[WORK REQUEST]
Please restate the data word for word.

[LISTED ENTRIES]
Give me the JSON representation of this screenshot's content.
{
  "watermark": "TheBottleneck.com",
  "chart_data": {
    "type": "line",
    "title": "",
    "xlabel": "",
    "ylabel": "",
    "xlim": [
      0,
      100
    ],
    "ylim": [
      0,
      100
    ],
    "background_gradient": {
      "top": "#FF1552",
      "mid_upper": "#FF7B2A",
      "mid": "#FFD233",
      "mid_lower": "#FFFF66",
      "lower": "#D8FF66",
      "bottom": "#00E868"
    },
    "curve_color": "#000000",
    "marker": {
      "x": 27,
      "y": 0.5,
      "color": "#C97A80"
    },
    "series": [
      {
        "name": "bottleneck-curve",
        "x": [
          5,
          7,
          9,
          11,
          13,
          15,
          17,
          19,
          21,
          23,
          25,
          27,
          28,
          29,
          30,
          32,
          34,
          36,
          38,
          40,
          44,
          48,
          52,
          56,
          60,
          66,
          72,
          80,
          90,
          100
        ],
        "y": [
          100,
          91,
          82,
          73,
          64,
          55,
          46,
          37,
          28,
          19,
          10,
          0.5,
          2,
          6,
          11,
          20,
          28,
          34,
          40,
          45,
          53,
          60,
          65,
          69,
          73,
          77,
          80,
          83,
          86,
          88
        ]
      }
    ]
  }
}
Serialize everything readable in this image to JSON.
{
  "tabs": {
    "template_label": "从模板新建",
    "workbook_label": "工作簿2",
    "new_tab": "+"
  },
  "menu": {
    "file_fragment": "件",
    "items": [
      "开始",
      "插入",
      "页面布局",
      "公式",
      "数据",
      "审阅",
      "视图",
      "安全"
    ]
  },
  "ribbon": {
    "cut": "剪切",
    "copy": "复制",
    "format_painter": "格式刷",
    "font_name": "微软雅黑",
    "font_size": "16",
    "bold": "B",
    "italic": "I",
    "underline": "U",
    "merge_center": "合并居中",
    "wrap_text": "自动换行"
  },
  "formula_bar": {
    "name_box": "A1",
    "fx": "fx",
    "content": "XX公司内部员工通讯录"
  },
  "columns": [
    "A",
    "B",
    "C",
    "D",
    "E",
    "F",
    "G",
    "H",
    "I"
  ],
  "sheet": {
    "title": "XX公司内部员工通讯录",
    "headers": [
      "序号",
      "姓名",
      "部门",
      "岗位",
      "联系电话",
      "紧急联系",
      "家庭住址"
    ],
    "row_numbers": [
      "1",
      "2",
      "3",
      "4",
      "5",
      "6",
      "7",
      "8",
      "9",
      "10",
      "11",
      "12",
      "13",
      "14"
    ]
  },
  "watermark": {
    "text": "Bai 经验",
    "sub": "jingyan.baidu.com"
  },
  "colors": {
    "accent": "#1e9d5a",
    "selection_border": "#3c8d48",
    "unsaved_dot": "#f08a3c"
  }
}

[SOLUTION FOR THIS EXERCISE]
Give me the JSON representation of this screenshot's content.
{
  "watermark": "TheBottleneck.com",
  "chart_data": {
    "type": "line",
    "title": "",
    "xlabel": "",
    "ylabel": "",
    "xlim": [
      0,
      100
    ],
    "ylim": [
      0,
      100
    ],
    "background_gradient": {
      "top": "#FF1552",
      "mid_upper": "#FF7B2A",
      "mid": "#FFD233",
      "mid_lower": "#FFFF66",
      "lower": "#D8FF66",
      "bottom": "#00E868"
    },
    "curve_color": "#000000",
    "marker": {
      "x": 27,
      "y": 0.5,
      "color": "#C97A80"
    },
    "series": [
      {
        "name": "bottleneck-curve",
        "x": [
          5,
          7,
          9,
          11,
          13,
          15,
          17,
          19,
          21,
          23,
          25,
          27,
          28,
          29,
          30,
          32,
          34,
          36,
          38,
          40,
          44,
          48,
          52,
          56,
          60,
          66,
          72,
          80,
          90,
          100
        ],
        "y": [
          100,
          91,
          82,
          73,
          64,
          55,
          46,
          37,
          28,
          19,
          10,
          0.5,
          2,
          6,
          11,
          20,
          28,
          34,
          40,
          45,
          53,
          60,
          65,
          69,
          73,
          77,
          80,
          83,
          86,
          88
        ]
      }
    ]
  }
}
Serialize everything readable in this image to JSON.
{
  "tabs": {
    "template_label": "从模板新建",
    "workbook_label": "工作簿2",
    "new_tab": "+"
  },
  "menu": {
    "file_fragment": "件",
    "items": [
      "开始",
      "插入",
      "页面布局",
      "公式",
      "数据",
      "审阅",
      "视图",
      "安全"
    ]
  },
  "ribbon": {
    "cut": "剪切",
    "copy": "复制",
    "format_painter": "格式刷",
    "font_name": "微软雅黑",
    "font_size": "16",
    "bold": "B",
    "italic": "I",
    "underline": "U",
    "merge_center": "合并居中",
    "wrap_text": "自动换行"
  },
  "formula_bar": {
    "name_box": "A1",
    "fx": "fx",
    "content": "XX公司内部员工通讯录"
  },
  "columns": [
    "A",
    "B",
    "C",
    "D",
    "E",
    "F",
    "G",
    "H",
    "I"
  ],
  "sheet": {
    "title": "XX公司内部员工通讯录",
    "headers": [
      "序号",
      "姓名",
      "部门",
      "岗位",
      "联系电话",
      "紧急联系",
      "家庭住址"
    ],
    "row_numbers": [
      "1",
      "2",
      "3",
      "4",
      "5",
      "6",
      "7",
      "8",
      "9",
      "10",
      "11",
      "12",
      "13",
      "14"
    ]
  },
  "watermark": {
    "text": "Bai 经验",
    "sub": "jingyan.baidu.com"
  },
  "colors": {
    "accent": "#1e9d5a",
    "selection_border": "#3c8d48",
    "unsaved_dot": "#f08a3c"
  }
}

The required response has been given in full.